Do you think you moved more towards medical when you moved to Germany and in the later part of your scientific life, is that a sequence you recognise?
Yes, well I think I can say I moved in a medical direction almost when I left Edinburgh. I started- you see, my- my- I think my own life has been one of moving in medical direction. Funny, I remember talking to my brother, Murdoch, just when I was leaving Edinburgh when I'd decided to go to the National Institute of Medical Research and he tried to dissuade me, and I remember him saying, he said if you go there you will leave science and you will become a servant of medical research- and I think he was right, and something's lost and something is gained when one transits like that.

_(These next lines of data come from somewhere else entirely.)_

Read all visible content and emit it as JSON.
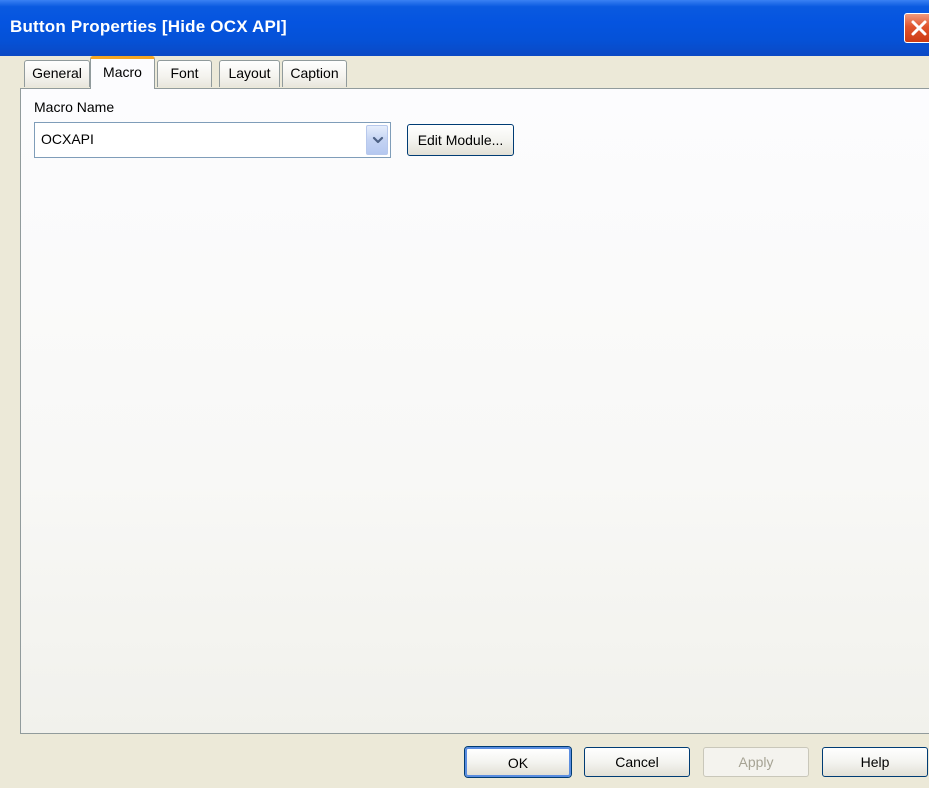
{
  "window": {
    "title": "Button Properties [Hide OCX API]"
  },
  "tabs": [
    {
      "label": "General",
      "active": false
    },
    {
      "label": "Macro",
      "active": true
    },
    {
      "label": "Font",
      "active": false
    },
    {
      "label": "Layout",
      "active": false
    },
    {
      "label": "Caption",
      "active": false
    }
  ],
  "macro": {
    "label": "Macro Name",
    "value": "OCXAPI",
    "edit_button": "Edit Module..."
  },
  "footer": {
    "ok": "OK",
    "cancel": "Cancel",
    "apply": "Apply",
    "help": "Help"
  },
  "icons": {
    "close": "close-icon",
    "dropdown": "chevron-down-icon"
  },
  "colors": {
    "titlebar": "#0554e0",
    "close": "#e0542d",
    "active_tab_accent": "#f5a623",
    "dialog_bg": "#ece9d8"
  }
}
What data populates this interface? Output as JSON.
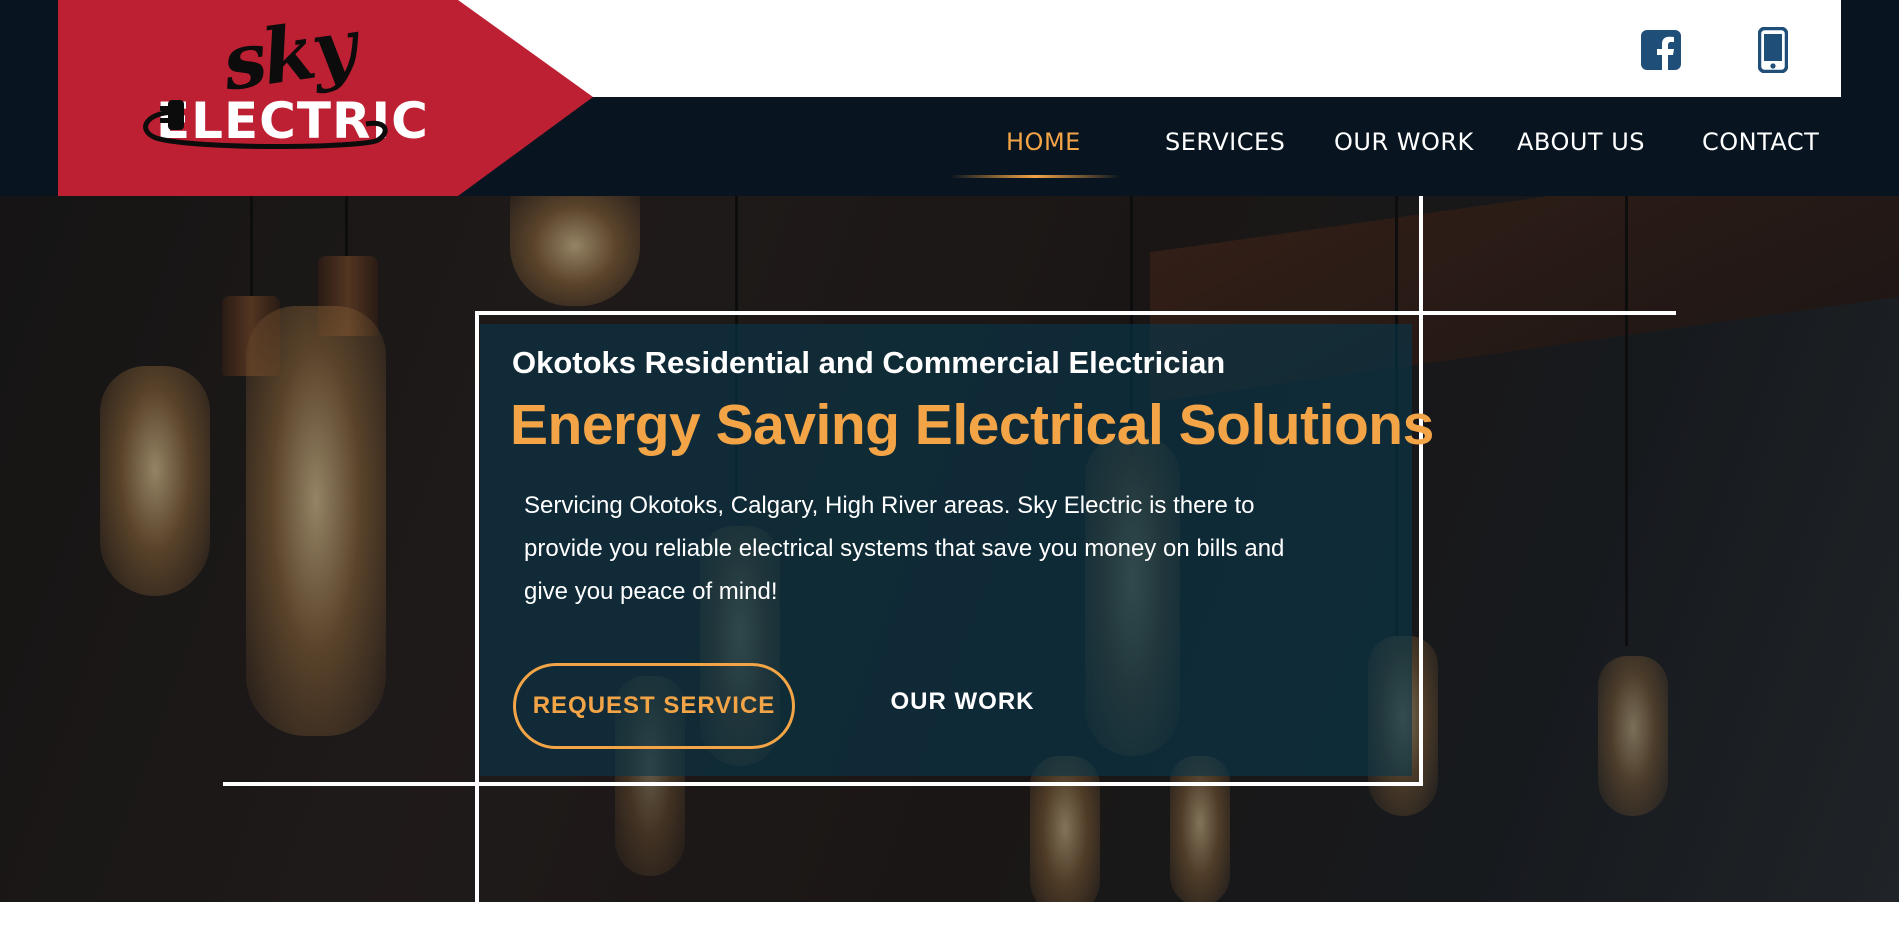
{
  "brand": {
    "logo_top": "sky",
    "logo_bottom": "ELECTRIC",
    "color_red": "#be2033",
    "color_navy": "#081520",
    "color_accent": "#f3a446"
  },
  "header": {
    "social_icons": [
      {
        "name": "facebook-icon",
        "color": "#1f4e79"
      },
      {
        "name": "phone-icon",
        "color": "#1f4e79"
      }
    ],
    "nav": [
      {
        "label": "HOME",
        "active": true
      },
      {
        "label": "SERVICES",
        "active": false
      },
      {
        "label": "OUR WORK",
        "active": false
      },
      {
        "label": "ABOUT US",
        "active": false
      },
      {
        "label": "CONTACT",
        "active": false
      }
    ]
  },
  "hero": {
    "subtitle": "Okotoks Residential and Commercial Electrician",
    "headline": "Energy Saving Electrical Solutions",
    "description": "Servicing Okotoks, Calgary, High River areas. Sky Electric is there to provide you reliable electrical systems that save you money on bills and give you peace of mind!",
    "primary_button": "REQUEST SERVICE",
    "secondary_button": "OUR WORK"
  }
}
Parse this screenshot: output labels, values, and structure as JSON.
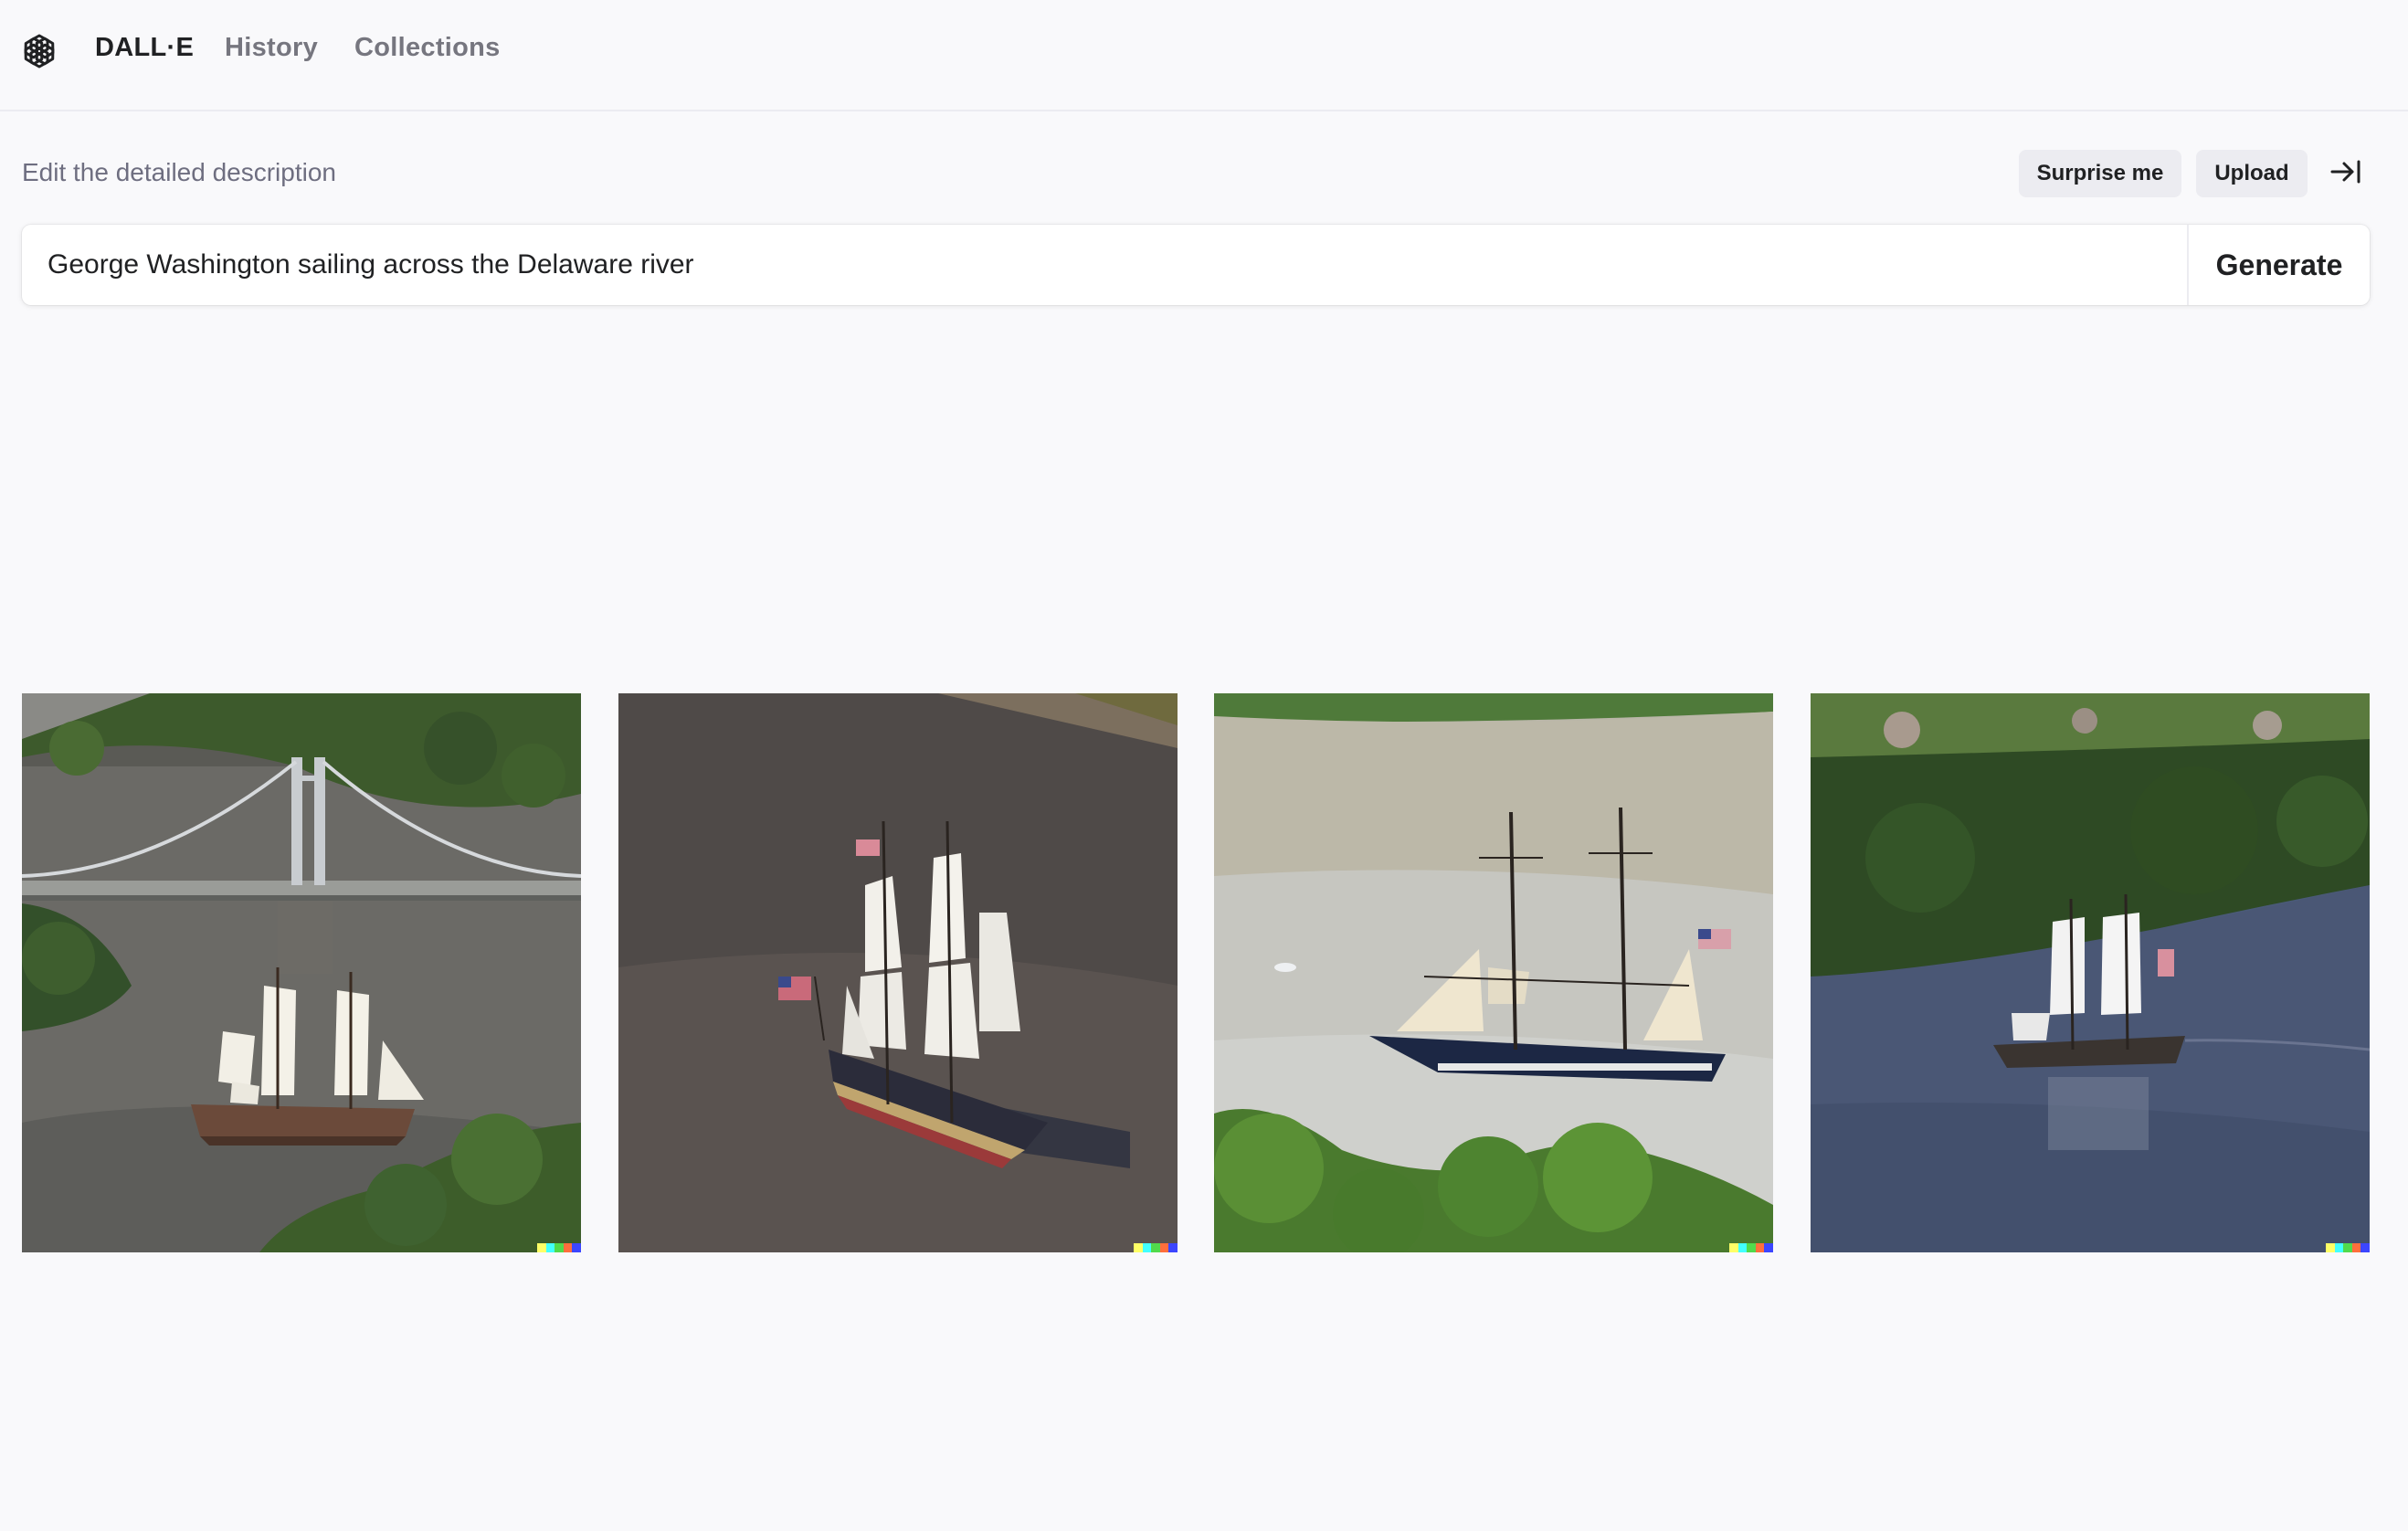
{
  "nav": {
    "brand": "DALL·E",
    "history": "History",
    "collections": "Collections"
  },
  "prompt": {
    "label": "Edit the detailed description",
    "value": "George Washington sailing across the Delaware river",
    "surprise_label": "Surprise me",
    "upload_label": "Upload",
    "generate_label": "Generate"
  },
  "icons": {
    "logo": "openai-logo-icon",
    "collapse": "arrow-right-to-bar-icon"
  },
  "results": [
    {
      "subject": "tall ship under suspension bridge"
    },
    {
      "subject": "tall ship with flags on dark river"
    },
    {
      "subject": "two-masted brig on pale river"
    },
    {
      "subject": "tall ship on river below forested hill"
    }
  ],
  "signature_colors": [
    "#ffff66",
    "#42ffff",
    "#51da4c",
    "#ff6e3c",
    "#3c46ff"
  ],
  "colors": {
    "background": "#f9f9fb",
    "text_primary": "#202123",
    "text_muted": "#76767f",
    "pill_bg": "#ececf1"
  }
}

Avrion Mitchison, the British zoologist, is currently Professor Emeritus at University College London and is best known for his work demonstrating the role of lymphocytes in tumour rejection and for the separate and cooperative roles of T- and B-lymphocytes in this and other processes.

Listeners: Martin Raff

Martin Raff is a Canadian-born neurologist and research biologist who has made important contributions to immunology and cell development. He has a special interest in apoptosis, the phenomenon of cell death.



Listen to Martin Raff at Web of Stories



Duration: 1 minute, 27 seconds

Date story recorded: June 2004

Date story went live: 29 September 2010